Boost by Design: Introduction to service design thinking

A feature by Perrine Mercenier.

BOOST by Design is a new project – developed and led by Creative Dundee – for Dundee’s Social Enterprises who are keen to develop their understanding of design, innovation and digital skills. You can learn about the project here. We wanted to share what happened during the first session on Thursday 21 Feb 2017 at The Circle.

Around 50 established and 25 aspiring Social Enterprises are now based in Dundee, all of which provide great products and services and create huge and important social benefits for communities. The BOOST by Design programme – the first of its kind – brings design thinking and innovation skills into the mix to improve what happens behind the scenes of social enterprises. As a social enterprise, Creative Dundee is keen to make sure that Dundee’s third sector collaborates more with, and benefits from, being involved in the city’s creative scene.

With assistance of Dundee Social Enterprise Network, the programme provides the groundwork for 13 early stage Social Enterprises to benefit from gaining a better understanding of service design, digital innovation and community building to improve the sustainability and growth of their social enterprises.

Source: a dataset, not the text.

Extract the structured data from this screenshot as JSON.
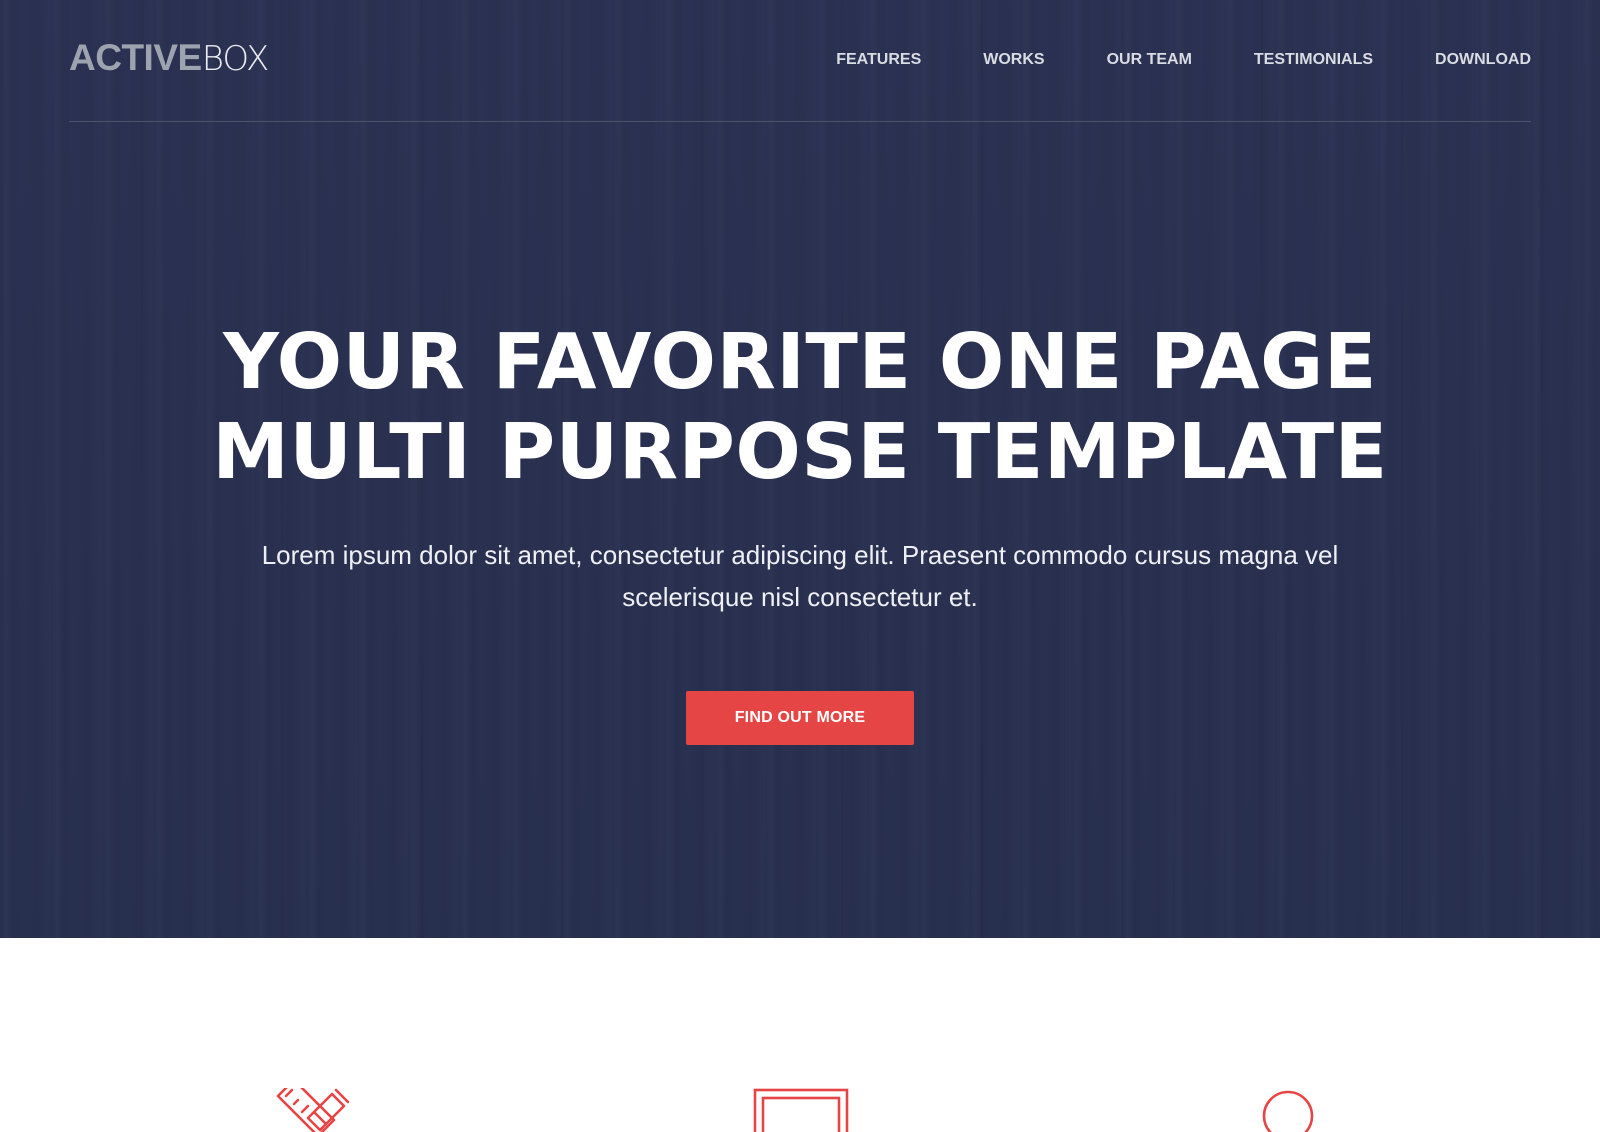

Open Change are using service design know-how for the first two workshops to look at the potential for social enterprises to adopt service design thinking.  For the first workshop, Open Change introduced to the group simple methods of interviewing and observation as visual thinking, user interviews, journey mapping and personas.

What is Service Design?

Design is generally associated with the process of making of chairs, tables, clothes, etc. but design methods are also critical to developing and delivering good services. Service Design is about putting people at the heart of thoughtfully designed activities, processes and experiences, making them immediately understand what the service is and why it’s important. Adopting this process makes services easier to understand, use and deliver.

Service Design methods and processes are driven by four key concepts:

  1. Human centered: empathising by being closer to your customers/users/patients/staff
  2. Prototyping: testing ideas (not just one) in the physical world to see how they work
  3. Social: being more collaborative by sharing with people who are not like you
  4. A bias to action: not just talking, but acting, trying, testing and not being afraid to fail

These methods have now spread in public services, health care, and many other sectors, improving the user experience.

Interviews and observation
Spending time speaking to people – whether they are your customers or not – users, patients, clients or staff is critical to get a better feel about how they use your services and better identify the potential issues they face.

Customer journey mapping
Representing their ideas visually, working collaboratively in pairs and following the structured path of the customer journey mapping, participants were able to put themselves in the shoes of their customers to explain to others what their organisation does.

It was really great to see participants being able to quickly translate the tools into practical ways to improve their own enterprises!

The purpose of the customer journey mapping is to learn more about your user’s experience and help you know which part of your process should be delivered differently.

“It gave me a structure to tell what my organisation does, the process helped me to assess the impact of each step of our audiences’ experience. I realised that I don’t necessarily ask my customers about their satisfaction at each step of the process.” – Boost by Design participant

Personas
Participants were invited to think about their user’s profile and create personas to help design better services. Though fictitious, personas are based on real people’s stories and are useful for representing the different segments/profiles of your customers or users, and potentials users, when making decisions about how your services should evolve.

Insights of the day

Facing all different kinds of challenges, the social enterprises came to this workshop with their own expectations and objectives but all with the common willingness to learn something that could help them make their business grow and become more sustainable.

It was really interesting to see how participants made connections, shared about their projects and learnt from each other making the workshop even more informative and constructive. Though different, all realised that their businesses use creative solutions to solve social issues.

Social enterprises will delve deeper into these concepts during the next workshop which will take place on 28 February where participants will be asked to identify a focused problem and generate ideas collaboratively.  

We look forward to sharing with you insights from the next workshops!